London (CNN) -- Editor's note: Maha Azzam is an expert on the Middle East and North Africa, and an Associate Fellow at London-based international affairs think tank Chatham House.
Corruption has been one of the main features of the Ben Ali regime in Tunisia. It has gone hand in hand with authoritarian control of the state. Opposition groups and the public often spoke of endemic corruption among the Tunisian ruling elite.
However, the revelations made by WikiLeaks that in June 2008 the U.S. embassy in Tunis said that "Whether it's cash, services, land, property, or yes, even your yacht, President [Zine el Abidine] Ben Ali's family is rumored to covet it and reportedly gets what it wants," gave even greater weight and proof to an already widespread belief that Ben Ali and his wife's family, the Trabelsis, were the "quasi-mafia" often referred to by Tunisians. It added to the long list of grievances against a regime that had been in power for 23 years and had remained unaccountable.
With the political and security apparatus under their control, the regime was able to exploit the economic system and the financial sector to enrich themselves.
The Ben Ali clan had a hand in every aspect of the new economy, be it duties on imports and exports, media, internet providers, telecoms, banks, shopping centers or property development.
According to WikiLeaks, prime real estate was reportedly expropriated from its owner by the government for use by the water authority, then later granted to Mohamed Sakher El Materi -- Ben Ali's son-in-law -- for private use.

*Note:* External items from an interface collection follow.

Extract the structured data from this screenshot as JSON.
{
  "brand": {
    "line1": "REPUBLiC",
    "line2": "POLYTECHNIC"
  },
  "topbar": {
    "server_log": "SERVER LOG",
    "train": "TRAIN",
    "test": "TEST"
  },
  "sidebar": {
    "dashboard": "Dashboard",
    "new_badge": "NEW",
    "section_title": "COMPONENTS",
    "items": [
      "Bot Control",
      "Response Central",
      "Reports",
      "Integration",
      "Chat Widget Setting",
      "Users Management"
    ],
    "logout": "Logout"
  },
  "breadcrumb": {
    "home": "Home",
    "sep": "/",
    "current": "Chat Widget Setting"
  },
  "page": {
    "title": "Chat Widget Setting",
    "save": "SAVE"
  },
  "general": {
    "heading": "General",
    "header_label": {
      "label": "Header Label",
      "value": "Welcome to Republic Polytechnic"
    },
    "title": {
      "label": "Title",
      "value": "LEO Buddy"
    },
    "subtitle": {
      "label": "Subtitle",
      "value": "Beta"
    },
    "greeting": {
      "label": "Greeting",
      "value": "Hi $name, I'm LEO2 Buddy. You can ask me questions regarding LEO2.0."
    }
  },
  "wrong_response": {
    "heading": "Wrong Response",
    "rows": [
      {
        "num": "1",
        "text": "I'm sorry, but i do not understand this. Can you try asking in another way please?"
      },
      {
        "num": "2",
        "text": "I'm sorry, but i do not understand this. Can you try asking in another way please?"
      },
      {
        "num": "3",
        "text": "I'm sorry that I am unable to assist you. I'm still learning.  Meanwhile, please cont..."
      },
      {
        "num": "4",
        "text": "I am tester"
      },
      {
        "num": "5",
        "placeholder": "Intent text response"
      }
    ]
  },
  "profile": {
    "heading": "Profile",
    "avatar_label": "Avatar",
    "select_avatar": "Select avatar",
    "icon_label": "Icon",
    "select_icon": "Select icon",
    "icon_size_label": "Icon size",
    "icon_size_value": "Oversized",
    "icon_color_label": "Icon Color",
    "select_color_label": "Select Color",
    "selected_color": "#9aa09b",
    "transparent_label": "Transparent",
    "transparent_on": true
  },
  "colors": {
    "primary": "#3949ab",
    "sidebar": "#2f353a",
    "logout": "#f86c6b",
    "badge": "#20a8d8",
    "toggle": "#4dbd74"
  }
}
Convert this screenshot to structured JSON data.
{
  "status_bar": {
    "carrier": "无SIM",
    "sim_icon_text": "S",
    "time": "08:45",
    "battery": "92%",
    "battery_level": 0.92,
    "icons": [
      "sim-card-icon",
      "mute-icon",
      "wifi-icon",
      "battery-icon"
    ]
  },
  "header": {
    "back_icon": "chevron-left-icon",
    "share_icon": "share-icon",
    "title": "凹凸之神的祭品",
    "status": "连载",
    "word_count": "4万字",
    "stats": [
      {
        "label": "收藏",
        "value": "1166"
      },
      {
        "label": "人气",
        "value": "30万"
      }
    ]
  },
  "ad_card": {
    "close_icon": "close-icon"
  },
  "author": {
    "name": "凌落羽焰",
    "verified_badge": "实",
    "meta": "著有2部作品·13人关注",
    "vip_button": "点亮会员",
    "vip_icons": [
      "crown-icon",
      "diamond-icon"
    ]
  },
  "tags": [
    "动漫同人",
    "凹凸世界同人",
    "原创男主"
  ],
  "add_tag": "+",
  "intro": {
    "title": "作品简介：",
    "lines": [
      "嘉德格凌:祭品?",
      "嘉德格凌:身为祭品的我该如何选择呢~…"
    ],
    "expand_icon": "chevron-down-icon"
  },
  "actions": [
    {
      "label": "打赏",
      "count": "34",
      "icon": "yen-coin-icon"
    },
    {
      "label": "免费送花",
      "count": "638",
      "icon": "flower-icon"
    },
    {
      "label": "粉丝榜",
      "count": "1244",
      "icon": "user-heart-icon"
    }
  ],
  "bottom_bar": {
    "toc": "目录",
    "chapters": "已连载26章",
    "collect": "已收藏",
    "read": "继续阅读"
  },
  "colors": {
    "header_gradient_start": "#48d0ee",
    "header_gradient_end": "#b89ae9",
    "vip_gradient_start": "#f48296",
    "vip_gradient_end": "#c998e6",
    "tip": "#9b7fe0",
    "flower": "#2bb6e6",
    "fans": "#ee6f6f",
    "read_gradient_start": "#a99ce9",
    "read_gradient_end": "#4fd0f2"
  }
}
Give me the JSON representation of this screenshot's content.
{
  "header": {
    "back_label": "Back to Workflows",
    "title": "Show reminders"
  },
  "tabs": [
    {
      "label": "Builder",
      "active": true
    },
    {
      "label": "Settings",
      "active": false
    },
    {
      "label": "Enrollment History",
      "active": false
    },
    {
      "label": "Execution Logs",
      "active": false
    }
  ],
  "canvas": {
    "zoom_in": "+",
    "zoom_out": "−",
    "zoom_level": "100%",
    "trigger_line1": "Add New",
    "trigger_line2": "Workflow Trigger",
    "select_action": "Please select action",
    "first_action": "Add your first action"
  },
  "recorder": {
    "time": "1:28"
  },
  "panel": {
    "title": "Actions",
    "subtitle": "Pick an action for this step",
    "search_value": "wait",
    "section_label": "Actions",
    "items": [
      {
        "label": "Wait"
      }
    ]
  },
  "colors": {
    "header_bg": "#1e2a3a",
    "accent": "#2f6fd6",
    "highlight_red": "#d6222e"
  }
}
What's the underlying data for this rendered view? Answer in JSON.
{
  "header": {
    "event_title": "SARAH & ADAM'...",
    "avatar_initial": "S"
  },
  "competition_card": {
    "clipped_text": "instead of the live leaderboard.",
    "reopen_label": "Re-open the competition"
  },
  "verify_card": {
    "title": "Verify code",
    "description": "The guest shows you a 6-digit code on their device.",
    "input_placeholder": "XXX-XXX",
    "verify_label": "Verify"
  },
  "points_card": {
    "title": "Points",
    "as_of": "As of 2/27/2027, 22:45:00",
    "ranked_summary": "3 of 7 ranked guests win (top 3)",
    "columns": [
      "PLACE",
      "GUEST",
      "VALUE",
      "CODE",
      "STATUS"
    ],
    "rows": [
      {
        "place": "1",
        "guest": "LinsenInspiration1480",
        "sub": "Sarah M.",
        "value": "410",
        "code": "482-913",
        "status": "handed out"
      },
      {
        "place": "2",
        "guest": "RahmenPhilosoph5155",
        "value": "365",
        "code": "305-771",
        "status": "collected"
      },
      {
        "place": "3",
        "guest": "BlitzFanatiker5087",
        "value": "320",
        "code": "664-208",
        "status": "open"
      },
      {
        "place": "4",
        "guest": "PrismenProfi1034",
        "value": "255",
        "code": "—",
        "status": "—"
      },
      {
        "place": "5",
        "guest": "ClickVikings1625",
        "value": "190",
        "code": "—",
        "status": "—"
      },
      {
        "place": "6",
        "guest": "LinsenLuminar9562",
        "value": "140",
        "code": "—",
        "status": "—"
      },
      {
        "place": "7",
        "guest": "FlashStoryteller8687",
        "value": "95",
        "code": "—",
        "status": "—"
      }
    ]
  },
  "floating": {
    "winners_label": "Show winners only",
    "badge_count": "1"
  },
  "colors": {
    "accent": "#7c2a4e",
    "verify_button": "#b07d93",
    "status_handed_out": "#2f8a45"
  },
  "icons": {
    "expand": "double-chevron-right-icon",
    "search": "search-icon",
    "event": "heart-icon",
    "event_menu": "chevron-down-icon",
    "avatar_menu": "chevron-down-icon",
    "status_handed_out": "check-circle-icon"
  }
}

The cables reported: "With real estate development booming and land prices on the rise, owning property or land in the right location can either be a windfall or a one-way ticket to expropriation."
Privatizations offered a valuable channel. Members of the family would buy at a symbolic price and then sell to entrepreneurs at massive profits. They acquired commissions in foreign investments and were often the go-betweens in the award of public contracts. The leaked U.S. embassy cables cited that: "Lax oversight makes the banking sector an excellent target of opportunity, with multiple stories of 'First Family' schemes."
Anyone doing business in Tunisia, be they local or foreigner, would have been aware of the power and control of the Ben Alis, the Trabelsis and the coteries of power that surrounded them. However, the WikiLeaks revelations added to the "disgust" that many Tunisians had already been feeling at the chasm in wealth prevalent in Tunisian society, a country where unemployment runs at 30%.
The widespread protests that erupted were due to economic pressures and corruption, but they were also against a political system that abused human rights and showed no respect for the rule of law.
A new generation of Tunisians, connected to the internet and using Twitter , was galvanized to action against a repressive police force and security services. Today's technology provided them with channels that despite their government's restrictions, proved invaluable in spreading information and support for the protests, while WikiLeaks merely further exposed an already discredited and reviled regime.
Others in the region share the same long brewing discontent. The question now in the minds of many is whether the 50-year-old Egyptian who shouted anti-government slogans in front of the Egyptian parliament before setting himself on fire on Monday, and the four Algerians who have done so over the last few days, echoing the action of Muhammad Al Bouazizi, the young Tunisian who set himself on fire and died in mid-December, will help set in motion a similar chain of events.
The opinions expressed in this commentary are solely those of Maha Azzam.